Why would European governments -- in Sweden, Germany, Britain, Ireland, France, and elsewhere -- not want their peoples to understand what's happening in their countries? The answer is simple: to the trans-national political "elites" based in Brussels, one "citizen" is as good as another; that what counts is bodies, not hearts, minds, and souls; that national differences can be papered over (which is precisely the objective of the EU); that national allegiances are dangerous; and that, most importantly, after them the deluge. But in a post-Christian, post-religious, and increasingly childless world, they don't care.
So Lt. Col. Beltrame has to die to preserve the fiction that one Frenchman is as good as another, and an elderly Holocaust survivor falls victim to generic anti-Semitism -- you know, just like during World War II -- rather than specifically Islamic anti-Jewishness.
Anti-Semitism was supposed to be a disease of the far right. But the people actually killing Jews in France these days are not members of the National Front. They are Islamists.
“The major crimes against the Jewish community — Ilan Halimi, the Toulouse killings, the Hyper Cacher killings, Sarah Halimi — all of them have all been carried out by radicalized Muslims,” Robert Ejnes, the executive director of CRIF, an umbrella organization of French Jewish groups, told me in a call from Paris. “These young people have French identity cards, but they hate what France stands for. This is the nature of the problem we are facing. And it’s very hard to talk about.”

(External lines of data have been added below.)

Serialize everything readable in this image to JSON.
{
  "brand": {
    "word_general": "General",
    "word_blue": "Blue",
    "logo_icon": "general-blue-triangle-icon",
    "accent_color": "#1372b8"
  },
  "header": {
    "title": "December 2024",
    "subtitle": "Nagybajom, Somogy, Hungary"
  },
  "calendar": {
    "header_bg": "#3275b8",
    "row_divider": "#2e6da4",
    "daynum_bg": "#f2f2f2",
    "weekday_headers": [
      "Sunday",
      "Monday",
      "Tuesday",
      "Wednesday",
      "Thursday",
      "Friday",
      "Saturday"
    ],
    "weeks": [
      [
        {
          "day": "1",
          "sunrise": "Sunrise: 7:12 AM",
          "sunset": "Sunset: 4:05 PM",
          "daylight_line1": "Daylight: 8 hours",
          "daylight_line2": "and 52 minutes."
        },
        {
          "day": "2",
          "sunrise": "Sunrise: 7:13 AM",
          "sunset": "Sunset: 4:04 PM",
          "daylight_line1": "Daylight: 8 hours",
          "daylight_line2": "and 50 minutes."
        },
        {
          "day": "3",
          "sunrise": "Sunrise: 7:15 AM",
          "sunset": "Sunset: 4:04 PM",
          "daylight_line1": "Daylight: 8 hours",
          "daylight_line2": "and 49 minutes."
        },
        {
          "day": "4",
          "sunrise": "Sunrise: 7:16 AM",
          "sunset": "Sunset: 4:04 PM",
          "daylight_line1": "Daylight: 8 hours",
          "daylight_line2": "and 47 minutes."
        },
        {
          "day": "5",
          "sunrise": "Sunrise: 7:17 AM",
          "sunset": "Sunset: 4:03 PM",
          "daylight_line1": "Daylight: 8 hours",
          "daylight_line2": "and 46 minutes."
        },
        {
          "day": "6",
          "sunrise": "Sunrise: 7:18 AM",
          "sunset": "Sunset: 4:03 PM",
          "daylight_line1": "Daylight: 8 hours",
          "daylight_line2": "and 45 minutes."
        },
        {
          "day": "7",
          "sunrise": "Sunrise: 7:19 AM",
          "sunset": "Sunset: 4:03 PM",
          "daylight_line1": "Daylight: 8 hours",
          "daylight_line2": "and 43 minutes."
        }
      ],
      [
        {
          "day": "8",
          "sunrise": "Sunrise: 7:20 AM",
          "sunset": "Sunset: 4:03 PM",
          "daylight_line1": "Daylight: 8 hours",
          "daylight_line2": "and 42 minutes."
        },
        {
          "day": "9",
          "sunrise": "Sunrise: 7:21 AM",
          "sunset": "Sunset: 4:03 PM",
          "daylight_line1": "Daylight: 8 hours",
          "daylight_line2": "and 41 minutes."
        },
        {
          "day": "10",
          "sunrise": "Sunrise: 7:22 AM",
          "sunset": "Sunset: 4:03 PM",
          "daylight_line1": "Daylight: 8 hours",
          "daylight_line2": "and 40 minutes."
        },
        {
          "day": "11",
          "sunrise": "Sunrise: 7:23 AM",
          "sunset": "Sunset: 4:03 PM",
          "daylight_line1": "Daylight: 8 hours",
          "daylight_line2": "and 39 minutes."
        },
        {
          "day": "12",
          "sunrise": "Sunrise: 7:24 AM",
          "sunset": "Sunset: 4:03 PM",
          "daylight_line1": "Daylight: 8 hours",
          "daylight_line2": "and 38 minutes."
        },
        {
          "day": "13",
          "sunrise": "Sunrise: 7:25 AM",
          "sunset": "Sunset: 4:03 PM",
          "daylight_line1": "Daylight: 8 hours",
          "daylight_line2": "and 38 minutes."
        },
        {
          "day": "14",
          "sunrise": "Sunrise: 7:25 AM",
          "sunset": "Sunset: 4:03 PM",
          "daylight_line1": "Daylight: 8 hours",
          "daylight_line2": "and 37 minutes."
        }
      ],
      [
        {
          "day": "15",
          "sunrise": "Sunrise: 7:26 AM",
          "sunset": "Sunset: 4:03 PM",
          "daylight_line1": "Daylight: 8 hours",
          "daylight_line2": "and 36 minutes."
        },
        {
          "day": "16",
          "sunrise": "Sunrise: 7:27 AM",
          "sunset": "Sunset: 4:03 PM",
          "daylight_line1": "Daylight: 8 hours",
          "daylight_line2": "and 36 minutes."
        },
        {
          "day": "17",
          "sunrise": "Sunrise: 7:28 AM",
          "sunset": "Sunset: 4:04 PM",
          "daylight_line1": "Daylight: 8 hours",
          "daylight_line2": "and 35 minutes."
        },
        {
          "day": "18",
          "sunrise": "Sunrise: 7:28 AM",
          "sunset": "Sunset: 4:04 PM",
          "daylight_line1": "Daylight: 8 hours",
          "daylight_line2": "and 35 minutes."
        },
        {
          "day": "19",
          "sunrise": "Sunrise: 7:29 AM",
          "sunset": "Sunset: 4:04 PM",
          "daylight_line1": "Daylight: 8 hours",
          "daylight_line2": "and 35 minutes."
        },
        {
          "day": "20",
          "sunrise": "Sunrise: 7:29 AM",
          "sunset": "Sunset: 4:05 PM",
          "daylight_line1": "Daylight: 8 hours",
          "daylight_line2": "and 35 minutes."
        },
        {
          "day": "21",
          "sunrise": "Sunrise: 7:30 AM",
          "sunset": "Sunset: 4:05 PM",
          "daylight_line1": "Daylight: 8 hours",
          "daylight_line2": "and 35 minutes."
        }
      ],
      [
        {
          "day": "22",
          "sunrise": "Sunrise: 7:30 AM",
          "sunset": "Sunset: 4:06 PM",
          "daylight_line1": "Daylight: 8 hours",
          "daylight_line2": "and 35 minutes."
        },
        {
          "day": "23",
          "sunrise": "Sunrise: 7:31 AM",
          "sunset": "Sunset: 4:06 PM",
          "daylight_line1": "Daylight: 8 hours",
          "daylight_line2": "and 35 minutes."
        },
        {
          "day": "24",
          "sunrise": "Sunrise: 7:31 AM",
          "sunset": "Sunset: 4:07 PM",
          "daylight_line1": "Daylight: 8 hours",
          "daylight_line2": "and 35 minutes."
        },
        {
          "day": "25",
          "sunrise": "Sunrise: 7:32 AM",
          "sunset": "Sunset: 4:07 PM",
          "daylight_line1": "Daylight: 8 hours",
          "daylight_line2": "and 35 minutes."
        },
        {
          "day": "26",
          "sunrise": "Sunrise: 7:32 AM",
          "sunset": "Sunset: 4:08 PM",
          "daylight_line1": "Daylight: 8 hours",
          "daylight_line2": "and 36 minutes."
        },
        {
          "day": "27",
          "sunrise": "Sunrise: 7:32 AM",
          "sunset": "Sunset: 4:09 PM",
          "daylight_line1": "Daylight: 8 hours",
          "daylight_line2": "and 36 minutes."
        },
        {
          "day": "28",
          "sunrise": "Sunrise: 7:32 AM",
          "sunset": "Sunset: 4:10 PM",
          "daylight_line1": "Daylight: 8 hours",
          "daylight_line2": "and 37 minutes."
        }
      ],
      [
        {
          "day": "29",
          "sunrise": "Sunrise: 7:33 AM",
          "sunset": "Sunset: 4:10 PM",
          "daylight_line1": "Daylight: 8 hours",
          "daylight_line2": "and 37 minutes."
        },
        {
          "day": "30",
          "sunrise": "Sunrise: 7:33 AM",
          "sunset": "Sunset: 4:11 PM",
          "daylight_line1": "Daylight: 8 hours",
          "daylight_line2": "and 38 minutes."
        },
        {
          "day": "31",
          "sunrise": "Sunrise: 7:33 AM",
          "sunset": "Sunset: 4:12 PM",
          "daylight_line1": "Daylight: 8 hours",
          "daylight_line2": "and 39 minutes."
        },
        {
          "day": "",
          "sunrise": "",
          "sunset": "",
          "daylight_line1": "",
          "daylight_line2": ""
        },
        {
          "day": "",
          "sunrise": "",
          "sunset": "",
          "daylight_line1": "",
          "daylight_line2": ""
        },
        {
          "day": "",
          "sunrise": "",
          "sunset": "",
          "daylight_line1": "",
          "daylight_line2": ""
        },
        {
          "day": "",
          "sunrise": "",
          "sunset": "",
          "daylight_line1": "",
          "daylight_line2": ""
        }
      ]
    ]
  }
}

Maybe it's time to start. The EU knows it, the European governments know it, the media knows it. Only the people don't. And so more innocents and heroes will have to die to make France, and the rest of Western Europe, live up to its own book of rules, even if it kills them.